    It names the episode, and at least it is back from when delos was fun and interesting. Some sad sack will probably pay for it assuming the edit is unblurring the nudie scenes.

  14. From what I have seen, the ASA courses are pretty worthless. Like any association like that, it will depend completely on who the instructor is. It is usually for brand new sailors. I think some Med charter companies will accept it, but that does not make you any more prepared. In my opinion, you spend a lot of money for a piece of paper saying you are fully qualified to do something, rather than focusing on actually teaching you. Kind of the American was with associations.

    I would recommend spending the time/money doing an easy charter as practice in the BVIs. The moorings will rent to anyone with a credit card and a pulse. but there are plenty of school type programs that will teach you to charter, and will likely give you a piece of paper at the end of it saying you are qualified. There are lots where you can sign on with a group of others wanting to learn the same thing, keeping the costs reasonable. But make sure the experience is actually big boat sailing/living. So avoid the ASA schools that will take you poking around in a dinghy on a bay, with someone wasting your time quizzing you on the points of sail and boar terminology. 

    Googling quickly, something like this may be good if you want to charter with a group of friends in the BVIs (and who doesn't): https://www.bviyachtcharters.com/bvi-sailing-school/

    Or something like this would be more school based, and give you that ASA piece o' paper: https://horizonyachtcharters.com/bvi/bvi-learn-to-sail/

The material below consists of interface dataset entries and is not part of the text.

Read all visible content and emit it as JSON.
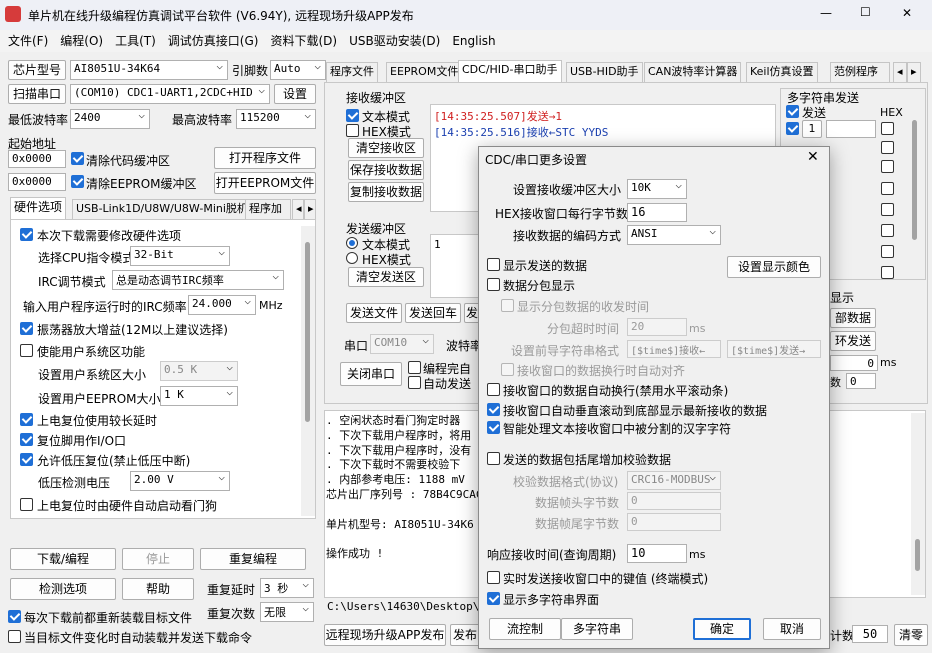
{
  "window": {
    "title": "单片机在线升级编程仿真调试平台软件 (V6.94Y), 远程现场升级APP发布",
    "min": "—",
    "max": "☐",
    "close": "✕"
  },
  "menu": [
    "文件(F)",
    "编程(O)",
    "工具(T)",
    "调试仿真接口(G)",
    "资料下载(D)",
    "USB驱动安装(D)",
    "English"
  ],
  "left": {
    "chip_label": "芯片型号",
    "chip_value": "AI8051U-34K64",
    "pin_label": "引脚数",
    "pin_value": "Auto",
    "scan_button": "扫描串口",
    "port_value": "(COM10) CDC1-UART1,2CDC+HID",
    "settings_button": "设置",
    "min_baud_label": "最低波特率",
    "min_baud_value": "2400",
    "max_baud_label": "最高波特率",
    "max_baud_value": "115200",
    "start_addr_label": "起始地址",
    "addr1": "0x0000",
    "clear_code": "清除代码缓冲区",
    "open_prog": "打开程序文件",
    "addr2": "0x0000",
    "clear_eeprom": "清除EEPROM缓冲区",
    "open_eeprom": "打开EEPROM文件",
    "tabs": [
      "硬件选项",
      "USB-Link1D/U8W/U8W-Mini脱机",
      "程序加"
    ],
    "hw": {
      "opt1": "本次下载需要修改硬件选项",
      "cpu_label": "选择CPU指令模式",
      "cpu_value": "32-Bit",
      "irc_label": "IRC调节模式",
      "irc_value": "总是动态调节IRC频率",
      "freq_label": "输入用户程序运行时的IRC频率",
      "freq_value": "24.000",
      "freq_unit": "MHz",
      "osc": "振荡器放大增益(12M以上建议选择)",
      "sysarea": "使能用户系统区功能",
      "sysarea_size_label": "设置用户系统区大小",
      "sysarea_size_value": "0.5 K",
      "eeprom_size_label": "设置用户EEPROM大小",
      "eeprom_size_value": "1   K",
      "poweron": "上电复位使用较长延时",
      "reset_io": "复位脚用作I/O口",
      "lowvolt": "允许低压复位(禁止低压中断)",
      "lowvolt_label": "低压检测电压",
      "lowvolt_value": "2.00 V",
      "watchdog": "上电复位时由硬件自动启动看门狗"
    },
    "download_button": "下载/编程",
    "stop_button": "停止",
    "reprogram_button": "重复编程",
    "detect_button": "检测选项",
    "help_button": "帮助",
    "repeat_delay_label": "重复延时",
    "repeat_delay_value": "3 秒",
    "reload_label": "每次下载前都重新装载目标文件",
    "repeat_count_label": "重复次数",
    "repeat_count_value": "无限",
    "autoload_label": "当目标文件变化时自动装载并发送下载命令"
  },
  "right": {
    "tabs": [
      "程序文件",
      "EEPROM文件",
      "CDC/HID-串口助手",
      "USB-HID助手",
      "CAN波特率计算器",
      "Keil仿真设置",
      "范例程序"
    ],
    "recv_group": "接收缓冲区",
    "text_mode": "文本模式",
    "hex_mode": "HEX模式",
    "clear_recv": "清空接收区",
    "save_recv": "保存接收数据",
    "copy_recv": "复制接收数据",
    "recv_line1_time": "[14:35:25.507]",
    "recv_line1_text": "发送→1",
    "recv_line2_time": "[14:35:25.516]",
    "recv_line2_text": "接收←STC YYDS",
    "send_group": "发送缓冲区",
    "send_text_mode": "文本模式",
    "send_hex_mode": "HEX模式",
    "clear_send": "清空发送区",
    "send_value": "1",
    "send_file": "发送文件",
    "send_enter": "发送回车",
    "send_data": "发",
    "port_label": "串口",
    "port_value": "COM10",
    "baud_label": "波特率",
    "close_port": "关闭串口",
    "encode_label": "编程完自",
    "autosend_label": "自动发送",
    "multi_title": "多字符串发送",
    "multi_send": "发送",
    "multi_hex": "HEX",
    "multi_row1": "1",
    "show_label": "显示",
    "part_data": "部数据",
    "loop_send": "环发送",
    "ms_label": "ms",
    "ms_val": "0",
    "count_val": "0",
    "dis_label": "数",
    "log": [
      ". 空闲状态时看门狗定时器",
      ". 下次下载用户程序时，将用",
      ". 下次下载用户程序时，没有",
      ". 下次下载时不需要校验下",
      ". 内部参考电压: 1188 mV",
      "芯片出厂序列号 : 78B4C9CAC",
      "",
      "  单片机型号: AI8051U-34K6",
      "",
      "操作成功 !"
    ],
    "path": "C:\\Users\\14630\\Desktop\\805",
    "remote_button": "远程现场升级APP发布",
    "publish_button": "发布",
    "count_label": "计数",
    "count_value": "50",
    "clear_button": "清零"
  },
  "dialog": {
    "title": "CDC/串口更多设置",
    "buf_label": "设置接收缓冲区大小",
    "buf_value": "10K",
    "hex_bytes_label": "HEX接收窗口每行字节数",
    "hex_bytes_value": "16",
    "encoding_label": "接收数据的编码方式",
    "encoding_value": "ANSI",
    "show_sent": "显示发送的数据",
    "display_color": "设置显示颜色",
    "split_show": "数据分包显示",
    "show_split_time": "显示分包数据的收发时间",
    "split_timeout_label": "分包超时时间",
    "split_timeout_value": "20",
    "split_timeout_unit": "ms",
    "prefix_label": "设置前导字符串格式",
    "prefix_recv": "[$time$]接收←",
    "prefix_send": "[$time$]发送→",
    "auto_align": "接收窗口的数据换行时自动对齐",
    "auto_wrap": "接收窗口的数据自动换行(禁用水平滚动条)",
    "auto_scroll": "接收窗口自动垂直滚动到底部显示最新接收的数据",
    "smart_split": "智能处理文本接收窗口中被分割的汉字字符",
    "add_checksum": "发送的数据包括尾增加校验数据",
    "check_format_label": "校验数据格式(协议)",
    "check_format_value": "CRC16-MODBUS",
    "frame_head_label": "数据帧头字节数",
    "frame_head_value": "0",
    "frame_tail_label": "数据帧尾字节数",
    "frame_tail_value": "0",
    "resp_label": "响应接收时间(查询周期)",
    "resp_value": "10",
    "resp_unit": "ms",
    "realtime": "实时发送接收窗口中的键值 (终端模式)",
    "multi_ui": "显示多字符串界面",
    "flow_button": "流控制",
    "multi_button": "多字符串",
    "ok_button": "确定",
    "cancel_button": "取消"
  }
}
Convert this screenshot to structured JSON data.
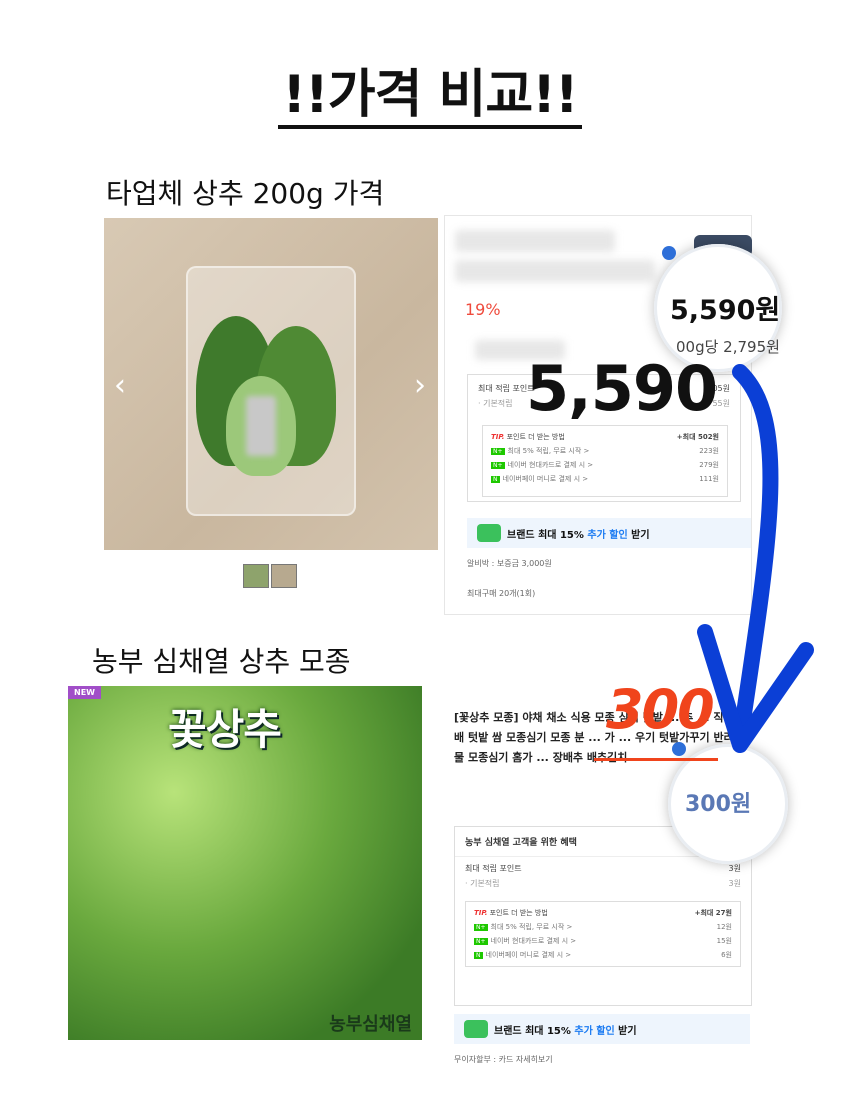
{
  "title": "!!가격 비교!!",
  "product1": {
    "label": "타업체 상추 200g 가격",
    "discount": "19%",
    "circle_price": "5,590원",
    "unit_price": "00g당 2,795원",
    "overlay_price": "5,590",
    "points": {
      "title": "최대 적립 포인트",
      "value": "05원",
      "basic_label": "· 기본적립",
      "basic_value": "55원",
      "tip_label": "TIP.",
      "tip_title": "포인트 더 받는 방법",
      "tip_max": "+최대 502원",
      "rows": [
        {
          "text": "최대 5% 적립, 무료 시작 >",
          "value": "223원"
        },
        {
          "text": "네이버 현대카드로 결제 시 >",
          "value": "279원"
        },
        {
          "text": "네이버페이 머니로 결제 시 >",
          "value": "111원"
        }
      ]
    },
    "brand_bar": {
      "pre": "브랜드 최대 15%",
      "accent": "추가 할인",
      "post": "받기"
    },
    "deposit": "알비박 : 보증금 3,000원",
    "max_order": "최대구매 20개(1회)"
  },
  "product2": {
    "label": "농부 심채열 상추 모종",
    "image_title": "꽃상추",
    "new_badge": "NEW",
    "signature": "농부심채열",
    "desc": "[꽃상추 모종] 야채 채소 식용 모종 심기 텃밭 ... 추 ... 직접재배 텃밭 쌈 모종심기 모종 분 ... 가 ... 우기 텃밭가꾸기 반려식물 모종심기 홈가 ... 장배추 배추김치",
    "circle_price": "300원",
    "overlay_price": "300",
    "benefit_title": "농부 심채열 고객을 위한 혜택",
    "points": {
      "title": "최대 적립 포인트",
      "value": "3원",
      "basic_label": "· 기본적립",
      "basic_value": "3원",
      "tip_label": "TIP.",
      "tip_title": "포인트 더 받는 방법",
      "tip_max": "+최대 27원",
      "rows": [
        {
          "text": "최대 5% 적립, 무료 시작 >",
          "value": "12원"
        },
        {
          "text": "네이버 현대카드로 결제 시 >",
          "value": "15원"
        },
        {
          "text": "네이버페이 머니로 결제 시 >",
          "value": "6원"
        }
      ]
    },
    "brand_bar": {
      "pre": "브랜드 최대 15%",
      "accent": "추가 할인",
      "post": "받기"
    },
    "installment": "무이자할부 : 카드 자세히보기"
  },
  "colors": {
    "accent_red": "#f0441c",
    "arrow_blue": "#0b3fd6",
    "link_blue": "#1b7bf2"
  }
}
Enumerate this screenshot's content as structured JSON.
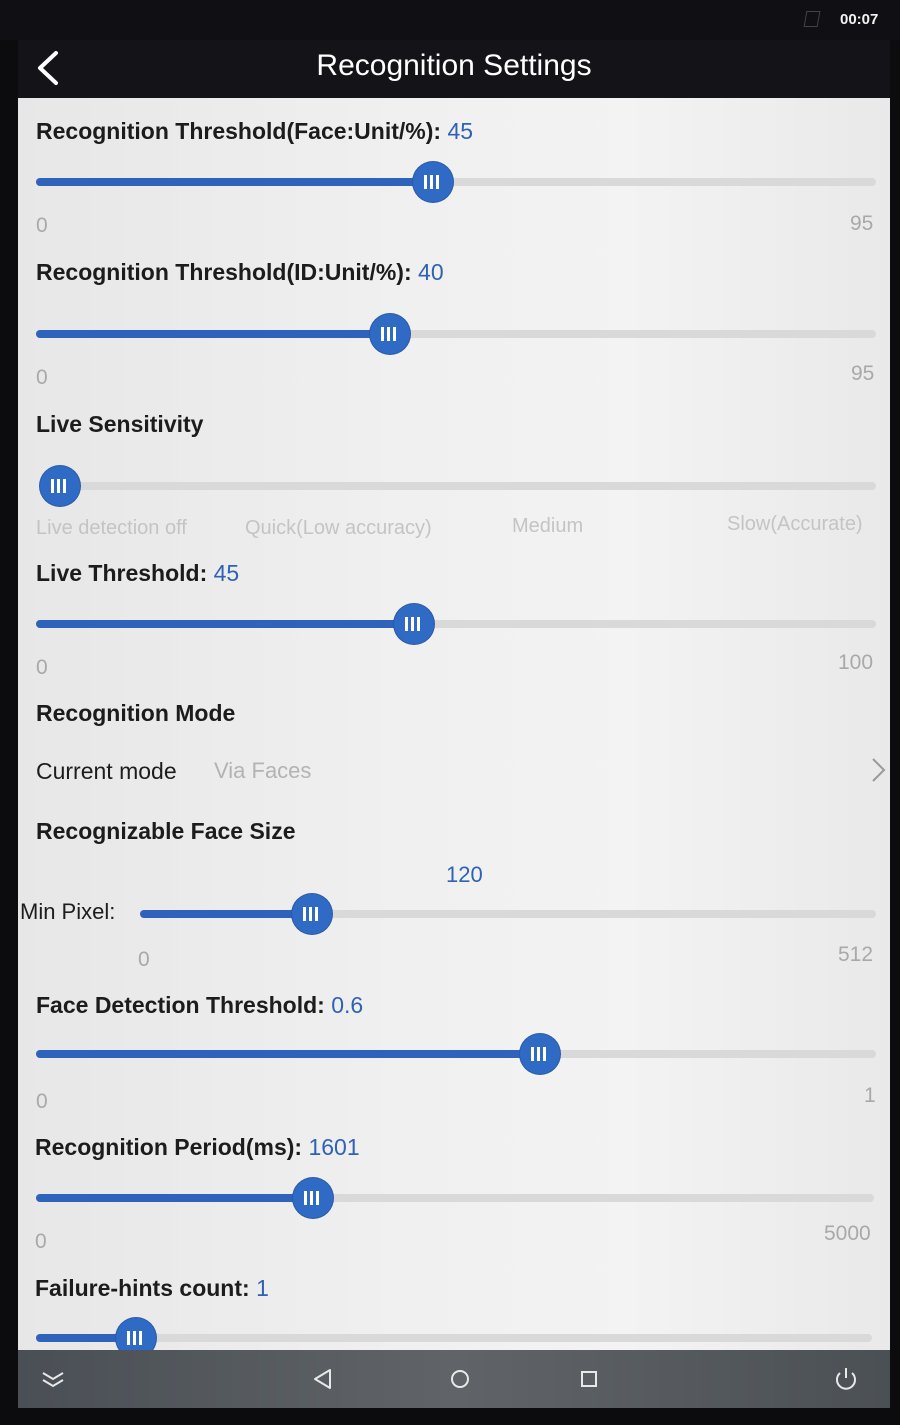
{
  "status_bar": {
    "time": "00:07"
  },
  "header": {
    "title": "Recognition Settings"
  },
  "settings": {
    "face_threshold": {
      "label": "Recognition Threshold(Face:Unit/%):",
      "value": "45",
      "min": "0",
      "max": "95",
      "fraction": 0.473
    },
    "id_threshold": {
      "label": "Recognition Threshold(ID:Unit/%):",
      "value": "40",
      "min": "0",
      "max": "95",
      "fraction": 0.421
    },
    "live_sensitivity": {
      "label": "Live Sensitivity",
      "options": [
        "Live detection off",
        "Quick(Low accuracy)",
        "Medium",
        "Slow(Accurate)"
      ],
      "selected_index": 0
    },
    "live_threshold": {
      "label": "Live Threshold:",
      "value": "45",
      "min": "0",
      "max": "100",
      "fraction": 0.45
    },
    "recognition_mode": {
      "label": "Recognition Mode",
      "row_label": "Current mode",
      "row_value": "Via Faces"
    },
    "face_size": {
      "label": "Recognizable Face Size",
      "value": "120",
      "sub_label": "Min Pixel:",
      "min": "0",
      "max": "512",
      "fraction": 0.234
    },
    "face_detection": {
      "label": "Face Detection Threshold:",
      "value": "0.6",
      "min": "0",
      "max": "1",
      "fraction": 0.6
    },
    "period": {
      "label": "Recognition Period(ms):",
      "value": "1601",
      "min": "0",
      "max": "5000",
      "fraction": 0.33
    },
    "failure_hints": {
      "label": "Failure-hints count:",
      "value": "1",
      "fraction": 0.12
    }
  },
  "colors": {
    "accent": "#2f6bc4",
    "track": "#d9d9d9",
    "value_text": "#2f62b5"
  }
}
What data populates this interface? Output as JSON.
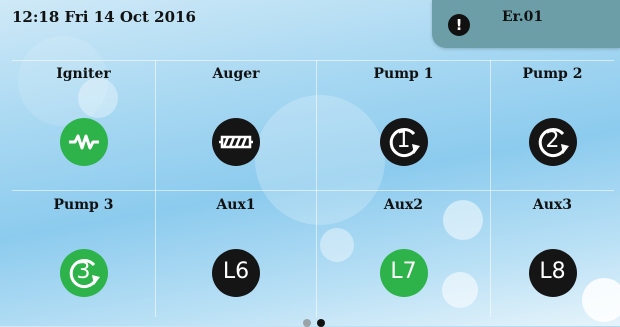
{
  "status": {
    "datetime": "12:18 Fri 14 Oct 2016"
  },
  "alarm": {
    "code": "Er.01",
    "icon": "alert-icon"
  },
  "outputs": [
    {
      "label": "Igniter",
      "icon": "resistor-icon",
      "color": "#2db34a"
    },
    {
      "label": "Auger",
      "icon": "auger-icon",
      "color": "#151515"
    },
    {
      "label": "Pump 1",
      "icon": "pump-1-icon",
      "color": "#151515",
      "glyph": "1"
    },
    {
      "label": "Pump 2",
      "icon": "pump-2-icon",
      "color": "#151515",
      "glyph": "2"
    },
    {
      "label": "Pump 3",
      "icon": "pump-3-icon",
      "color": "#2db34a",
      "glyph": "3"
    },
    {
      "label": "Aux1",
      "icon": "aux-l6-icon",
      "color": "#151515",
      "glyph": "L6"
    },
    {
      "label": "Aux2",
      "icon": "aux-l7-icon",
      "color": "#2db34a",
      "glyph": "L7"
    },
    {
      "label": "Aux3",
      "icon": "aux-l8-icon",
      "color": "#151515",
      "glyph": "L8"
    }
  ],
  "pager": {
    "pages": 2,
    "current": 2
  }
}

    Caveat: I am not endorsing either, I have never been to a sailing school. I own no pieces of paper saying I am qualified, but I have skippered bareboat a lot in the Caribbean (and have worked with both of the companies about. My only point is to go for someone offering the experience you need, not the paper you need. Oh and ask the instructor before signing on if they will teach you med mooring.

     

×
×
  • Create New...